Collateral Damage Case Study – Maersk

Maersk is a shipping company, responsible for around one fifth of the world’s cargo shipping, and carrying cargo throughout the world in its millions of tons. In 2017, Maersk, the shipping giant, became collateral damage of a nation state cyber attack. 

Russian nation state hackers were aiming their attacks at Ukraine, using the malware NotPetya sent through emails which when opened, led to the infection of banks, airports and energy companies throughout the country. Although Ukraine was the target of these attacks, the malware affected many others outside of the country’s borders. 

Maersk was one of many organisations caught up in the attack, with computers across their company infected by the NotPetya malware. On 27th June 2017, computers throughout Maersk were shut down, access gates were locked, and phones stopped working. The company’s port terminals ground to a halt and its ships stood stagnant at sea. The attackers had ensured that systems could be hacked, accessed and infected, and in the case of Maersk, this cost the company millions of dollars. 

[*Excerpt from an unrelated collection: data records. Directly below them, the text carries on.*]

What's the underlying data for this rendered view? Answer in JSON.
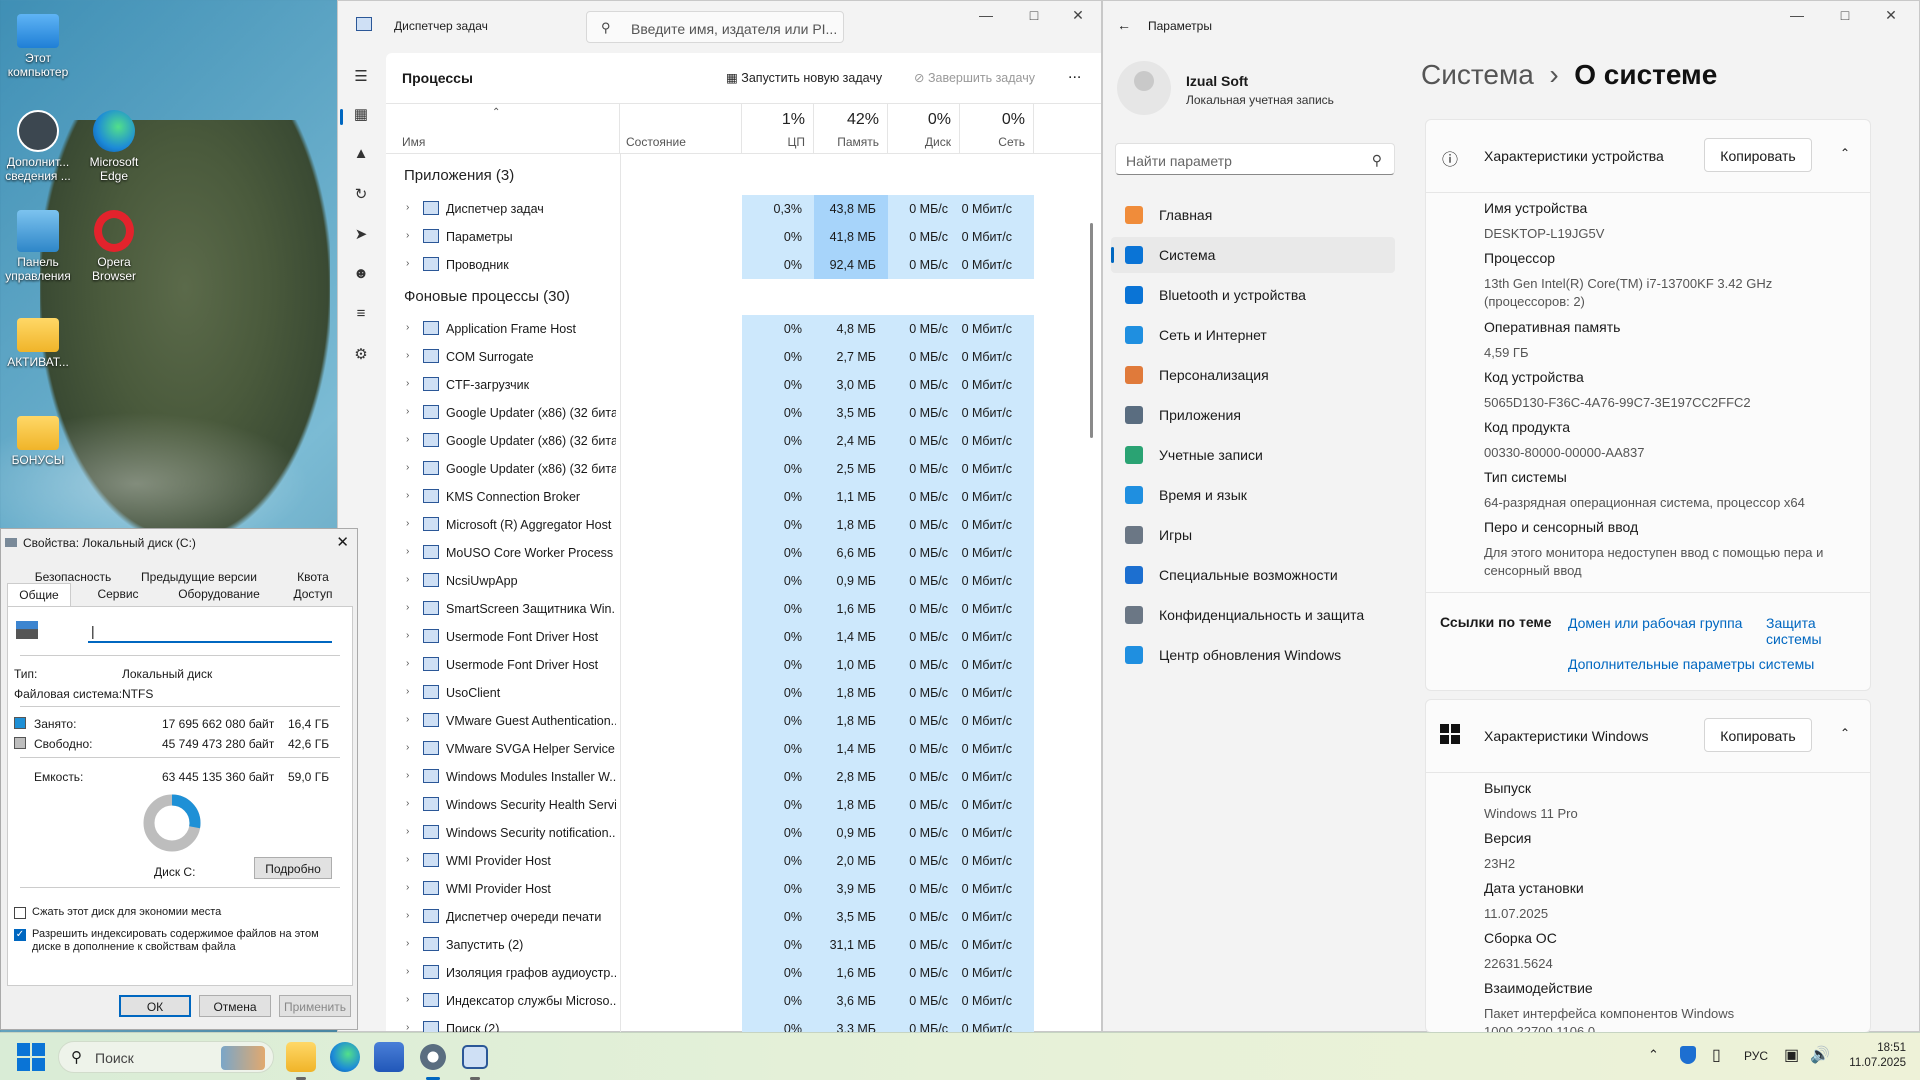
{
  "desktop": {
    "icons": [
      {
        "label": "Этот компьютер"
      },
      {
        "label": "Дополнит... сведения ..."
      },
      {
        "label": "Microsoft Edge"
      },
      {
        "label": "Панель управления"
      },
      {
        "label": "Opera Browser"
      },
      {
        "label": "АКТИВАТ..."
      },
      {
        "label": "БОНУСЫ"
      }
    ]
  },
  "taskmgr": {
    "title": "Диспетчер задач",
    "search_placeholder": "Введите имя, издателя или PI...",
    "page_title": "Процессы",
    "run_task": "Запустить новую задачу",
    "end_task": "Завершить задачу",
    "more": "...",
    "columns": {
      "name": "Имя",
      "status": "Состояние",
      "cpu_pct": "1%",
      "cpu": "ЦП",
      "mem_pct": "42%",
      "mem": "Память",
      "disk_pct": "0%",
      "disk": "Диск",
      "net_pct": "0%",
      "net": "Сеть"
    },
    "group_apps": "Приложения (3)",
    "group_bg": "Фоновые процессы (30)",
    "apps": [
      {
        "name": "Диспетчер задач",
        "cpu": "0,3%",
        "mem": "43,8 МБ",
        "disk": "0 МБ/с",
        "net": "0 Мбит/с"
      },
      {
        "name": "Параметры",
        "cpu": "0%",
        "mem": "41,8 МБ",
        "disk": "0 МБ/с",
        "net": "0 Мбит/с"
      },
      {
        "name": "Проводник",
        "cpu": "0%",
        "mem": "92,4 МБ",
        "disk": "0 МБ/с",
        "net": "0 Мбит/с"
      }
    ],
    "bg": [
      {
        "name": "Application Frame Host",
        "cpu": "0%",
        "mem": "4,8 МБ",
        "disk": "0 МБ/с",
        "net": "0 Мбит/с"
      },
      {
        "name": "COM Surrogate",
        "cpu": "0%",
        "mem": "2,7 МБ",
        "disk": "0 МБ/с",
        "net": "0 Мбит/с"
      },
      {
        "name": "CTF-загрузчик",
        "cpu": "0%",
        "mem": "3,0 МБ",
        "disk": "0 МБ/с",
        "net": "0 Мбит/с"
      },
      {
        "name": "Google Updater (x86) (32 бита...",
        "cpu": "0%",
        "mem": "3,5 МБ",
        "disk": "0 МБ/с",
        "net": "0 Мбит/с"
      },
      {
        "name": "Google Updater (x86) (32 бита...",
        "cpu": "0%",
        "mem": "2,4 МБ",
        "disk": "0 МБ/с",
        "net": "0 Мбит/с"
      },
      {
        "name": "Google Updater (x86) (32 бита...",
        "cpu": "0%",
        "mem": "2,5 МБ",
        "disk": "0 МБ/с",
        "net": "0 Мбит/с"
      },
      {
        "name": "KMS Connection Broker",
        "cpu": "0%",
        "mem": "1,1 МБ",
        "disk": "0 МБ/с",
        "net": "0 Мбит/с"
      },
      {
        "name": "Microsoft (R) Aggregator Host",
        "cpu": "0%",
        "mem": "1,8 МБ",
        "disk": "0 МБ/с",
        "net": "0 Мбит/с"
      },
      {
        "name": "MoUSO Core Worker Process",
        "cpu": "0%",
        "mem": "6,6 МБ",
        "disk": "0 МБ/с",
        "net": "0 Мбит/с"
      },
      {
        "name": "NcsiUwpApp",
        "cpu": "0%",
        "mem": "0,9 МБ",
        "disk": "0 МБ/с",
        "net": "0 Мбит/с"
      },
      {
        "name": "SmartScreen Защитника Win...",
        "cpu": "0%",
        "mem": "1,6 МБ",
        "disk": "0 МБ/с",
        "net": "0 Мбит/с"
      },
      {
        "name": "Usermode Font Driver Host",
        "cpu": "0%",
        "mem": "1,4 МБ",
        "disk": "0 МБ/с",
        "net": "0 Мбит/с"
      },
      {
        "name": "Usermode Font Driver Host",
        "cpu": "0%",
        "mem": "1,0 МБ",
        "disk": "0 МБ/с",
        "net": "0 Мбит/с"
      },
      {
        "name": "UsoClient",
        "cpu": "0%",
        "mem": "1,8 МБ",
        "disk": "0 МБ/с",
        "net": "0 Мбит/с"
      },
      {
        "name": "VMware Guest Authentication...",
        "cpu": "0%",
        "mem": "1,8 МБ",
        "disk": "0 МБ/с",
        "net": "0 Мбит/с"
      },
      {
        "name": "VMware SVGA Helper Service (...",
        "cpu": "0%",
        "mem": "1,4 МБ",
        "disk": "0 МБ/с",
        "net": "0 Мбит/с"
      },
      {
        "name": "Windows Modules Installer W...",
        "cpu": "0%",
        "mem": "2,8 МБ",
        "disk": "0 МБ/с",
        "net": "0 Мбит/с"
      },
      {
        "name": "Windows Security Health Servi...",
        "cpu": "0%",
        "mem": "1,8 МБ",
        "disk": "0 МБ/с",
        "net": "0 Мбит/с"
      },
      {
        "name": "Windows Security notification...",
        "cpu": "0%",
        "mem": "0,9 МБ",
        "disk": "0 МБ/с",
        "net": "0 Мбит/с"
      },
      {
        "name": "WMI Provider Host",
        "cpu": "0%",
        "mem": "2,0 МБ",
        "disk": "0 МБ/с",
        "net": "0 Мбит/с"
      },
      {
        "name": "WMI Provider Host",
        "cpu": "0%",
        "mem": "3,9 МБ",
        "disk": "0 МБ/с",
        "net": "0 Мбит/с"
      },
      {
        "name": "Диспетчер очереди печати",
        "cpu": "0%",
        "mem": "3,5 МБ",
        "disk": "0 МБ/с",
        "net": "0 Мбит/с"
      },
      {
        "name": "Запустить (2)",
        "cpu": "0%",
        "mem": "31,1 МБ",
        "disk": "0 МБ/с",
        "net": "0 Мбит/с"
      },
      {
        "name": "Изоляция графов аудиоустр...",
        "cpu": "0%",
        "mem": "1,6 МБ",
        "disk": "0 МБ/с",
        "net": "0 Мбит/с"
      },
      {
        "name": "Индексатор службы Microso...",
        "cpu": "0%",
        "mem": "3,6 МБ",
        "disk": "0 МБ/с",
        "net": "0 Мбит/с"
      },
      {
        "name": "Поиск (2)",
        "cpu": "0%",
        "mem": "3,3 МБ",
        "disk": "0 МБ/с",
        "net": "0 Мбит/с"
      }
    ]
  },
  "settings": {
    "title": "Параметры",
    "user_name": "Izual Soft",
    "user_type": "Локальная учетная запись",
    "search_placeholder": "Найти параметр",
    "nav": [
      {
        "label": "Главная"
      },
      {
        "label": "Система"
      },
      {
        "label": "Bluetooth и устройства"
      },
      {
        "label": "Сеть и Интернет"
      },
      {
        "label": "Персонализация"
      },
      {
        "label": "Приложения"
      },
      {
        "label": "Учетные записи"
      },
      {
        "label": "Время и язык"
      },
      {
        "label": "Игры"
      },
      {
        "label": "Специальные возможности"
      },
      {
        "label": "Конфиденциальность и защита"
      },
      {
        "label": "Центр обновления Windows"
      }
    ],
    "crumb_parent": "Система",
    "crumb_sep": "›",
    "crumb_current": "О системе",
    "device_card": {
      "title": "Характеристики устройства",
      "copy": "Копировать",
      "items": [
        {
          "k": "Имя устройства",
          "v": "DESKTOP-L19JG5V"
        },
        {
          "k": "Процессор",
          "v": "13th Gen Intel(R) Core(TM) i7-13700KF   3.42 GHz (процессоров: 2)"
        },
        {
          "k": "Оперативная память",
          "v": "4,59 ГБ"
        },
        {
          "k": "Код устройства",
          "v": "5065D130-F36C-4A76-99C7-3E197CC2FFC2"
        },
        {
          "k": "Код продукта",
          "v": "00330-80000-00000-AA837"
        },
        {
          "k": "Тип системы",
          "v": "64-разрядная операционная система, процессор x64"
        },
        {
          "k": "Перо и сенсорный ввод",
          "v": "Для этого монитора недоступен ввод с помощью пера и сенсорный ввод"
        }
      ],
      "links_label": "Ссылки по теме",
      "link1": "Домен или рабочая группа",
      "link2": "Защита системы",
      "link3": "Дополнительные параметры системы"
    },
    "win_card": {
      "title": "Характеристики Windows",
      "copy": "Копировать",
      "items": [
        {
          "k": "Выпуск",
          "v": "Windows 11 Pro"
        },
        {
          "k": "Версия",
          "v": "23H2"
        },
        {
          "k": "Дата установки",
          "v": "11.07.2025"
        },
        {
          "k": "Сборка ОС",
          "v": "22631.5624"
        },
        {
          "k": "Взаимодействие",
          "v": "Пакет интерфейса компонентов Windows 1000.22700.1106.0"
        }
      ]
    }
  },
  "props": {
    "title": "Свойства: Локальный диск (C:)",
    "tabs_top": [
      "Безопасность",
      "Предыдущие версии",
      "Квота"
    ],
    "tabs_bottom": [
      "Общие",
      "Сервис",
      "Оборудование",
      "Доступ"
    ],
    "type_label": "Тип:",
    "type_value": "Локальный диск",
    "fs_label": "Файловая система:",
    "fs_value": "NTFS",
    "used_label": "Занято:",
    "used_bytes": "17 695 662 080 байт",
    "used_gb": "16,4 ГБ",
    "free_label": "Свободно:",
    "free_bytes": "45 749 473 280 байт",
    "free_gb": "42,6 ГБ",
    "cap_label": "Емкость:",
    "cap_bytes": "63 445 135 360 байт",
    "cap_gb": "59,0 ГБ",
    "used_fraction": 0.279,
    "disk_label": "Диск C:",
    "details": "Подробно",
    "compress": "Сжать этот диск для экономии места",
    "index": "Разрешить индексировать содержимое файлов на этом диске в дополнение к свойствам файла",
    "ok": "ОК",
    "cancel": "Отмена",
    "apply": "Применить"
  },
  "taskbar": {
    "search": "Поиск",
    "lang": "РУС",
    "time": "18:51",
    "date": "11.07.2025"
  }
}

With nation state attacks being so sophisticated and impactful, the results were disastrous not only for Russia’s target victims, but for those affected as collateral damage too. Although not a target, Maersk, among others, was affected extremely, illustrating how seriously collateral damage should be taken as a risk to security.